Continuing rises in the price of petrol could drive some motorists off the roads for good, according to a survey.
As many as 38% of drivers said they would give up motoring entirely within a year if prices at the pumps rise at the same rate as they have for the past 12 months.
An increase of between 14p and 15p a litre would lead to 85% of drivers changing their lifestyles, the survey by car valuation company Glass.co.uk found.
Just 2% of the 2,000 motorists polled felt the current price of fuel was reasonable, with 75% saying it was "out of control" or worse.
A rise of 14p to 15p a litre would mean 10% spending less on food at supermarkets, 11% socialising less and 7% cutting back on spending on clothes.
The poll also revealed that 37% were spending more on fuel than on utility bills, with 70% spending more on petrol than on holidays.
The average amount now being spent on fuel was £102 a month.
Glass's managing editor Adrian Rushmore said: "This research demonstrates that Brits are reaching breaking point when it comes to petrol and diesel prices. Even a small rise will have a significant impact on the majority of motorists.
"We have seen in recent years that demand for high-powered, petrol engine cars is falling due to this.
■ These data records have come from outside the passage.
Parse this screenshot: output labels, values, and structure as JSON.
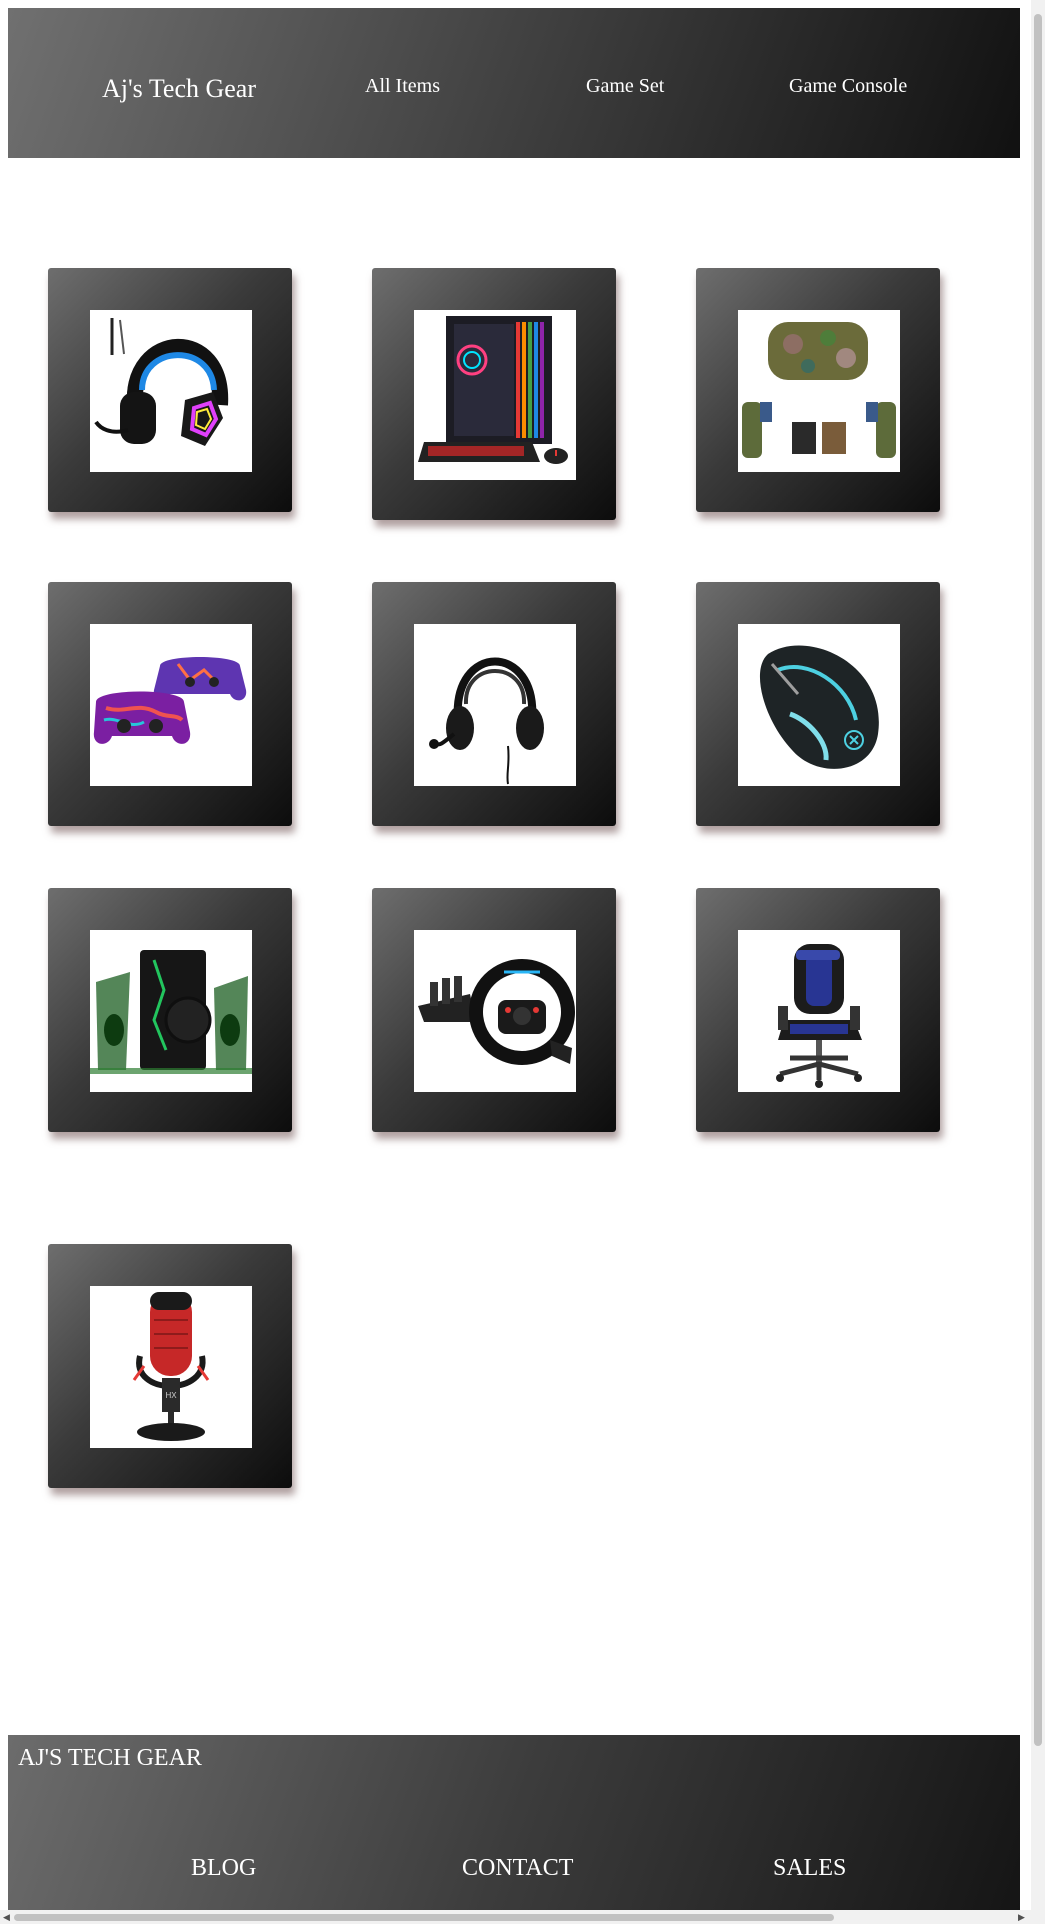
{
  "header": {
    "brand": "Aj's Tech Gear",
    "nav": [
      "All Items",
      "Game Set",
      "Game Console"
    ]
  },
  "products": [
    {
      "icon": "gaming-headset-icon"
    },
    {
      "icon": "gaming-pc-icon"
    },
    {
      "icon": "vr-headset-skin-icon"
    },
    {
      "icon": "controller-skins-icon"
    },
    {
      "icon": "headset-icon"
    },
    {
      "icon": "gaming-mouse-icon"
    },
    {
      "icon": "speakers-icon"
    },
    {
      "icon": "racing-wheel-icon"
    },
    {
      "icon": "gaming-chair-icon"
    },
    {
      "icon": "microphone-icon"
    }
  ],
  "footer": {
    "brand": "AJ'S TECH GEAR",
    "links": [
      "BLOG",
      "CONTACT",
      "SALES"
    ]
  }
}
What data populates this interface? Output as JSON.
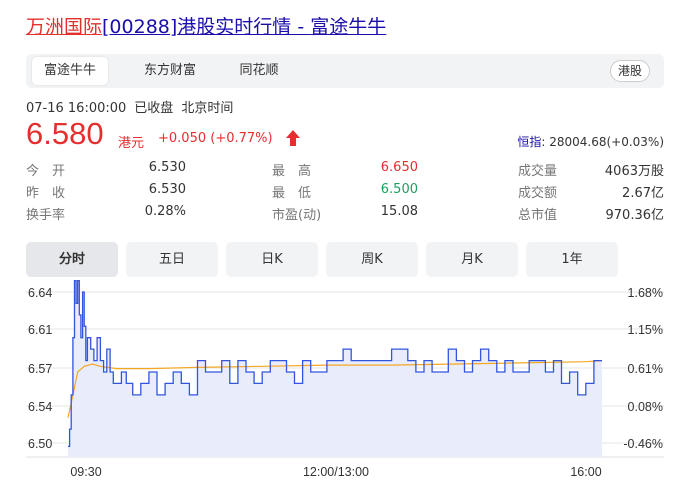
{
  "page": {
    "title_name": "万洲国际",
    "title_code": "[00288]",
    "title_rest": "港股实时行情",
    "title_sep": " - ",
    "title_source": "富途牛牛"
  },
  "source_tabs": [
    {
      "label": "富途牛牛",
      "active": true
    },
    {
      "label": "东方财富",
      "active": false
    },
    {
      "label": "同花顺",
      "active": false
    }
  ],
  "market_badge": "港股",
  "status": {
    "time": "07-16 16:00:00",
    "state": "已收盘",
    "zone": "北京时间"
  },
  "quote": {
    "price": "6.580",
    "currency": "港元",
    "change": "+0.050 (+0.77%)",
    "color_up": "#e52e2e",
    "color_down": "#19a15f"
  },
  "index": {
    "name": "恒指",
    "value": ": 28004.68(+0.03%)"
  },
  "stats": [
    [
      {
        "label": "今　开",
        "value": "6.530"
      },
      {
        "label": "最　高",
        "value": "6.650",
        "color": "up"
      },
      {
        "label": "成交量",
        "value": "4063万股"
      }
    ],
    [
      {
        "label": "昨　收",
        "value": "6.530"
      },
      {
        "label": "最　低",
        "value": "6.500",
        "color": "down"
      },
      {
        "label": "成交额",
        "value": "2.67亿"
      }
    ],
    [
      {
        "label": "换手率",
        "value": "0.28%"
      },
      {
        "label": "市盈(动)",
        "value": "15.08"
      },
      {
        "label": "总市值",
        "value": "970.36亿"
      }
    ]
  ],
  "period_tabs": [
    {
      "label": "分时",
      "active": true
    },
    {
      "label": "五日",
      "active": false
    },
    {
      "label": "日K",
      "active": false
    },
    {
      "label": "周K",
      "active": false
    },
    {
      "label": "月K",
      "active": false
    },
    {
      "label": "1年",
      "active": false
    }
  ],
  "chart_data": {
    "type": "line",
    "y_left_ticks": [
      "6.64",
      "6.61",
      "6.57",
      "6.54",
      "6.50"
    ],
    "y_right_ticks": [
      "1.68%",
      "1.15%",
      "0.61%",
      "0.08%",
      "-0.46%"
    ],
    "x_ticks": [
      "09:30",
      "12:00/13:00",
      "16:00"
    ],
    "ylim": [
      6.5,
      6.64
    ],
    "prev_close": 6.53,
    "grid": true,
    "colors": {
      "price": "#3355dd",
      "avg": "#f5a623",
      "fill": "#e8ecfb"
    },
    "series": [
      {
        "key": "price",
        "t": [
          0,
          1,
          2,
          3,
          4,
          5,
          6,
          7,
          8,
          9,
          10,
          11,
          12,
          14,
          16,
          18,
          20,
          22,
          24,
          26,
          28,
          30,
          33,
          36,
          40,
          45,
          50,
          55,
          60,
          65,
          70,
          75,
          80,
          85,
          90,
          95,
          100,
          105,
          110,
          115,
          120,
          125,
          130,
          135,
          140,
          145,
          150,
          155,
          160,
          165,
          170,
          175,
          180,
          185,
          190,
          195,
          200,
          205,
          210,
          215,
          220,
          225,
          230,
          235,
          240,
          245,
          250,
          255,
          260,
          265,
          270,
          275,
          280,
          285,
          290,
          295,
          300,
          305,
          310,
          315,
          320,
          325,
          330
        ],
        "values": [
          6.505,
          6.52,
          6.55,
          6.6,
          6.65,
          6.63,
          6.65,
          6.62,
          6.6,
          6.64,
          6.61,
          6.58,
          6.6,
          6.59,
          6.58,
          6.6,
          6.58,
          6.57,
          6.59,
          6.57,
          6.56,
          6.56,
          6.57,
          6.56,
          6.55,
          6.56,
          6.57,
          6.55,
          6.56,
          6.57,
          6.56,
          6.55,
          6.58,
          6.57,
          6.57,
          6.58,
          6.56,
          6.58,
          6.57,
          6.56,
          6.57,
          6.58,
          6.58,
          6.57,
          6.56,
          6.58,
          6.57,
          6.57,
          6.58,
          6.58,
          6.59,
          6.58,
          6.58,
          6.58,
          6.58,
          6.58,
          6.59,
          6.59,
          6.58,
          6.57,
          6.58,
          6.57,
          6.57,
          6.59,
          6.58,
          6.57,
          6.58,
          6.59,
          6.58,
          6.57,
          6.58,
          6.57,
          6.57,
          6.58,
          6.58,
          6.57,
          6.58,
          6.56,
          6.57,
          6.55,
          6.56,
          6.58,
          6.58
        ]
      },
      {
        "key": "avg",
        "t": [
          0,
          3,
          6,
          10,
          15,
          20,
          30,
          50,
          80,
          120,
          160,
          200,
          240,
          280,
          320,
          330
        ],
        "values": [
          6.53,
          6.55,
          6.57,
          6.575,
          6.577,
          6.575,
          6.573,
          6.573,
          6.574,
          6.575,
          6.576,
          6.576,
          6.577,
          6.578,
          6.579,
          6.58
        ]
      }
    ]
  }
}
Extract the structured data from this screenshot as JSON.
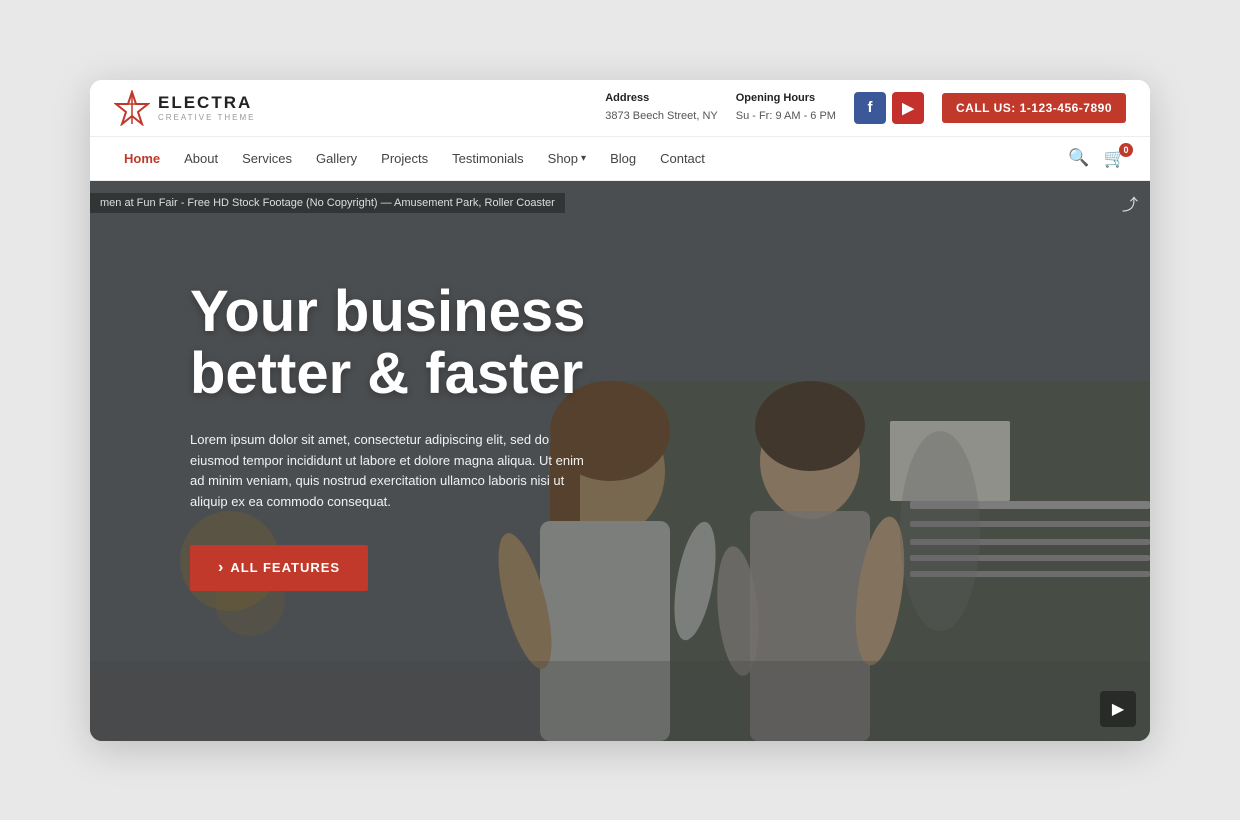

People simply can't afford the current fuel prices and are gravitating towards diesels and more fuel efficient models."